Spontaneous germinal center (Spt-GC) B cells and follicular helper T cells generate high-affinity autoantibodies that are involved in the development of systemic lupus erythematosus. TLRs play a pivotal role in systemic lupus erythematosus pathogenesis. Although previous studies focused on the B cell-intrinsic role of TLR-MyD88 signaling on immune activation, autoantibody repertoire, and systemic inflammation, the mechanisms by which TLRs control the formation of Spt-GCs remain unclear. Using nonautoimmune C57BL/6 (B6) mice deficient in MyD88, TLR2, TLR3, TLR4, TLR7, or TLR9, we identified B cell-intrinsic TLR7 signaling as a prerequisite to Spt-GC formation without the confounding effects of autoimmune susceptibility genes and the overexpression of TLRs. TLR7 deficiency also rendered autoimmune B6.Sle1b mice unable to form Spt-GCs, leading to markedly decreased autoantibodies. Conversely, B6.yaa and B6.Sle1b.yaa mice expressing an extra copy of TLR7 and B6.Sle1b mice treated with a TLR7 agonist had increased Spt-GCs and follicular helper T cells. Further, TLR7/MyD88 deficiency led to compromised B cell proliferation and survival after B cell stimulation both in vitro and in vivo. In contrast, TLR9 inhibited Spt-GC development. Our findings demonstrate an absolute requirement for TLR7 and a negative regulatory function for TLR9 in Spt-GC formation under nonautoimmune and autoimmune conditions. Our data suggest that, under nonautoimmune conditions, Spt-GCs initiated by TLR7 produce protective Abs. However, in the presence of autoimmune susceptibility genes, TLR7-dependent Spt-GCs produce pathogenic autoantibodies. Thus, a single copy of TLR7 in B cells is the minimal requirement for breaking the GC-tolerance checkpoint.

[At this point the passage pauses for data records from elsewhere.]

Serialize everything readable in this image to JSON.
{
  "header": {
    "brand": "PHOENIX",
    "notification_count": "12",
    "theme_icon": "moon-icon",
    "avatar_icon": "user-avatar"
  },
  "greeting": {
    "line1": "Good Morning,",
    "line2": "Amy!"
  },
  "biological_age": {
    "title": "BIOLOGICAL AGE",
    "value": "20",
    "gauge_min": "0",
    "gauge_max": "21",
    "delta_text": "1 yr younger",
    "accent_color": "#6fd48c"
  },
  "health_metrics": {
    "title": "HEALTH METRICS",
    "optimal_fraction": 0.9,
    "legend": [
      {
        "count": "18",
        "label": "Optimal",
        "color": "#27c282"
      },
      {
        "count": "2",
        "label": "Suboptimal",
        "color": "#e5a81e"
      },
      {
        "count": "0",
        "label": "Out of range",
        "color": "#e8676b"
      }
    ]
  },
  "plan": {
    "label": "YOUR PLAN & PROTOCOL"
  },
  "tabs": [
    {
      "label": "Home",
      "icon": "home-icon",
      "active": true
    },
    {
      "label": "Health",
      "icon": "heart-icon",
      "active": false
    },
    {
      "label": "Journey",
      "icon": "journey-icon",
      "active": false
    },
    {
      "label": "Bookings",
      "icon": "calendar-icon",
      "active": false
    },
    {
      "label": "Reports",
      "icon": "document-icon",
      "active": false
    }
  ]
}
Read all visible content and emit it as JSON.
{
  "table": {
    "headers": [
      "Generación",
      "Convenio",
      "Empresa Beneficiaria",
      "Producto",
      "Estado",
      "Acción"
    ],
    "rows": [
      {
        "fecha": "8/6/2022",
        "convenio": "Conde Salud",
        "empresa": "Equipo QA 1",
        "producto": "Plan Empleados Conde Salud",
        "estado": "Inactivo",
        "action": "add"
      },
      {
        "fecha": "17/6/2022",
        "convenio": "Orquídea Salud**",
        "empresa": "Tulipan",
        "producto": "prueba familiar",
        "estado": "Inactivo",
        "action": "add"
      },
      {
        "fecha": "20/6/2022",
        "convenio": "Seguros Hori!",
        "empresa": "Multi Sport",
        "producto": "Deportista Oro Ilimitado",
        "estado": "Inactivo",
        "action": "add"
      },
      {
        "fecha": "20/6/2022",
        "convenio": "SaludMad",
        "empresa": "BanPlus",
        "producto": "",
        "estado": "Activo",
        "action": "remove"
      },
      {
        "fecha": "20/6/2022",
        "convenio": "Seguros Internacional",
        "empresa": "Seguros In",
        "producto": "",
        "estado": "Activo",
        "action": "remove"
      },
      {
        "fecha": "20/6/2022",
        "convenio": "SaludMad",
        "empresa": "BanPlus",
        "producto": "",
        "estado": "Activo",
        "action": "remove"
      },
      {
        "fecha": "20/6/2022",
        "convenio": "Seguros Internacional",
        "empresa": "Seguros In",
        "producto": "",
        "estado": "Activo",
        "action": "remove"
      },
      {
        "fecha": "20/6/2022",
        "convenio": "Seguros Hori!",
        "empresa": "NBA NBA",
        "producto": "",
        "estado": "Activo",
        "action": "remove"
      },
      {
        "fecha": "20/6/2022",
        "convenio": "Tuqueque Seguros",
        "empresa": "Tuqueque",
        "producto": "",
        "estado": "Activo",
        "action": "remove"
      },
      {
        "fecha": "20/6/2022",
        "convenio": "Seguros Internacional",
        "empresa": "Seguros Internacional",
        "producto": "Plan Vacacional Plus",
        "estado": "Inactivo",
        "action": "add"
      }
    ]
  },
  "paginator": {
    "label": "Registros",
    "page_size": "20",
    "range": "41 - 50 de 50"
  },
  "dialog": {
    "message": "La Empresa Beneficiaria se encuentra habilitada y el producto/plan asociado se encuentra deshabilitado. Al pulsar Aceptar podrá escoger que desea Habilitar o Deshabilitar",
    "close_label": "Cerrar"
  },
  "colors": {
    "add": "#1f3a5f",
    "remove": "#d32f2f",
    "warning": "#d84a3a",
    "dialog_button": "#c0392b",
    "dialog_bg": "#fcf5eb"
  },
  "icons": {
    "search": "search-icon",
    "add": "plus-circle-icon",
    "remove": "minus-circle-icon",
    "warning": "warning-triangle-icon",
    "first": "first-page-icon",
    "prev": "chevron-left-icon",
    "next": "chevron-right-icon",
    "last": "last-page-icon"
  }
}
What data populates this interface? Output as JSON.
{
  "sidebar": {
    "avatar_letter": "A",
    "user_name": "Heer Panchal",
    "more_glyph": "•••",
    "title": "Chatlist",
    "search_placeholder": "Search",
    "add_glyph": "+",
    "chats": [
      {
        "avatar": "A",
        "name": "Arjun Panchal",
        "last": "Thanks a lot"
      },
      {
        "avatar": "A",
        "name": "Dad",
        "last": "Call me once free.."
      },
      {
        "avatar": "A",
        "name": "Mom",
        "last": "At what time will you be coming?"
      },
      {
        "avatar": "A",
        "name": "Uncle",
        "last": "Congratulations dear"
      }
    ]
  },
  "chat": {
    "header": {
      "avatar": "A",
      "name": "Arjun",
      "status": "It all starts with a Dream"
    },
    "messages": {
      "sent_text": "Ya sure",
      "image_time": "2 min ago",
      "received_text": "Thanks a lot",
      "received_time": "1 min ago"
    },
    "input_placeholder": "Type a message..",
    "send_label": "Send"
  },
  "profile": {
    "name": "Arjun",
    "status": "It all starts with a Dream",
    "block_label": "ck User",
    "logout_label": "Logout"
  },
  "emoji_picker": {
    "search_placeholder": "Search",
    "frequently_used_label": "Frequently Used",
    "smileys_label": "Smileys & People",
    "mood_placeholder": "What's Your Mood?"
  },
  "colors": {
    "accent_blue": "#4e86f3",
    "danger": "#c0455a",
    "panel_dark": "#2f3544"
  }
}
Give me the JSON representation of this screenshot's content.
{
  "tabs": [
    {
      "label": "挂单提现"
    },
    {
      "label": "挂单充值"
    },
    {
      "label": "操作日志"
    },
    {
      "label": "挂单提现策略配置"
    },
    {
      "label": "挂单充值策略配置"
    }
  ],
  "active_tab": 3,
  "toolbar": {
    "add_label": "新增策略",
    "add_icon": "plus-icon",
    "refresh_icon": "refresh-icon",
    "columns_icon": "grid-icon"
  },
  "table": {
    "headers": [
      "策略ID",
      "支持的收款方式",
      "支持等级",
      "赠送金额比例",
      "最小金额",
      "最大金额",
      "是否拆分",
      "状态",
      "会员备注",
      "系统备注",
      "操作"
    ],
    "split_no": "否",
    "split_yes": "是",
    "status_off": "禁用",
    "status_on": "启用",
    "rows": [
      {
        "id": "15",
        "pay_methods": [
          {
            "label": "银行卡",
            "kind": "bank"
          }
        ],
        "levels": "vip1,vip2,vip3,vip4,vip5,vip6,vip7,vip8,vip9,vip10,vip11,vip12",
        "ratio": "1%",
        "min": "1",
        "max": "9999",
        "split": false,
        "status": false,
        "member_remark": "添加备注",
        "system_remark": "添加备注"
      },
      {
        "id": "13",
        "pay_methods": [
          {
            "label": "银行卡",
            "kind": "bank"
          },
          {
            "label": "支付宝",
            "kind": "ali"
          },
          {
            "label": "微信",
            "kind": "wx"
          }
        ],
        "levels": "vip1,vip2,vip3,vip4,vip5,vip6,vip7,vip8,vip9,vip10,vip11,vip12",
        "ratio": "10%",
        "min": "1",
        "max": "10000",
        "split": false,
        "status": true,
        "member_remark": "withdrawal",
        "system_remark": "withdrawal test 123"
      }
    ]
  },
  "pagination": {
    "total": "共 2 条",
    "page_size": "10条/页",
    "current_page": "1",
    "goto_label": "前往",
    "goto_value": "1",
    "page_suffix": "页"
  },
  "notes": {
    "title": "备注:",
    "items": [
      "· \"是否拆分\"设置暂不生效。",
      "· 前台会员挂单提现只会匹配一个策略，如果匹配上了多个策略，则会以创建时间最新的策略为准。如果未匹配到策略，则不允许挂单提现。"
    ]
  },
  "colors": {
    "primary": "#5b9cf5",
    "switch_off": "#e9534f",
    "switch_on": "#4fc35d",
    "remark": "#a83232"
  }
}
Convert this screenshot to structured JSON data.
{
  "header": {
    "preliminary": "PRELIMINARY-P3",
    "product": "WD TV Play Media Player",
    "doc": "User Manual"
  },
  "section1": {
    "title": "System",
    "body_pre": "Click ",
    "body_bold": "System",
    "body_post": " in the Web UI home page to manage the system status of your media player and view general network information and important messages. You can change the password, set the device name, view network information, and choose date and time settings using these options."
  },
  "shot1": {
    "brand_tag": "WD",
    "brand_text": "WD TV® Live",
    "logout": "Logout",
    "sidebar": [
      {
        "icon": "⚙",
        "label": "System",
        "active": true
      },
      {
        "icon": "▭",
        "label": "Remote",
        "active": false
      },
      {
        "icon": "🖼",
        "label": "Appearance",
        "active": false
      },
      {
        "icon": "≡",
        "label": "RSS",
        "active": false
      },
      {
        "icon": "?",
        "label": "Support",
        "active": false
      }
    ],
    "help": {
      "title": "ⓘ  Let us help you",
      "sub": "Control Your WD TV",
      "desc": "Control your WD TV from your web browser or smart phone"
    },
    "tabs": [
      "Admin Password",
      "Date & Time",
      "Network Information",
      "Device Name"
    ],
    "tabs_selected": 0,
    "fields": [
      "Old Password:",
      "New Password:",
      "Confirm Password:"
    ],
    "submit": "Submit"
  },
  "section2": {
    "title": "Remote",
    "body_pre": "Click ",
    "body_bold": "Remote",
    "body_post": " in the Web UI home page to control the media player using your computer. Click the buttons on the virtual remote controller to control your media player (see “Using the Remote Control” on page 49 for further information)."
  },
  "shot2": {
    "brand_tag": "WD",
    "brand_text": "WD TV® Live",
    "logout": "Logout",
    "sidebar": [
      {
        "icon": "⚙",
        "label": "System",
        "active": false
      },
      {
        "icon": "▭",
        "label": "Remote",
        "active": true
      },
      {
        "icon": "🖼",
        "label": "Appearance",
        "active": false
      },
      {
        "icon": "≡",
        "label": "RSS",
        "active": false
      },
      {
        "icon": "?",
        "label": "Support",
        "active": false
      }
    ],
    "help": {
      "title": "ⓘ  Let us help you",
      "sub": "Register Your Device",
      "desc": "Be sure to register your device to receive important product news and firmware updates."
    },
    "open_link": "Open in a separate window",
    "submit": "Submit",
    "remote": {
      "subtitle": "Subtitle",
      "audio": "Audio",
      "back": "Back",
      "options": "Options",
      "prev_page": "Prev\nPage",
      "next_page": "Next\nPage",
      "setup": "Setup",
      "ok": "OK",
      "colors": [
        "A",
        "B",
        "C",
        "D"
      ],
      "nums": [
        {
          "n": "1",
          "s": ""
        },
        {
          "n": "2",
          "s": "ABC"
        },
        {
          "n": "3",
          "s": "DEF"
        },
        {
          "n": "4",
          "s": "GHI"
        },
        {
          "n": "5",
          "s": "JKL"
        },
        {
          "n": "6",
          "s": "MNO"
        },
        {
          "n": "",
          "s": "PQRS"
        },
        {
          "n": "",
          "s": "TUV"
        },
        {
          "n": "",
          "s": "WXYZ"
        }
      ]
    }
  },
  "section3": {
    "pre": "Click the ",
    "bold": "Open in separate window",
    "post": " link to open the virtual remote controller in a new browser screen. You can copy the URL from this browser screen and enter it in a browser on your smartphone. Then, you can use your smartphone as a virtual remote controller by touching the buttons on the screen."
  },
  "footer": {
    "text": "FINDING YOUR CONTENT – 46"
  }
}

All Science Journal Classification (ASJC) codes
- Immunology and Allergy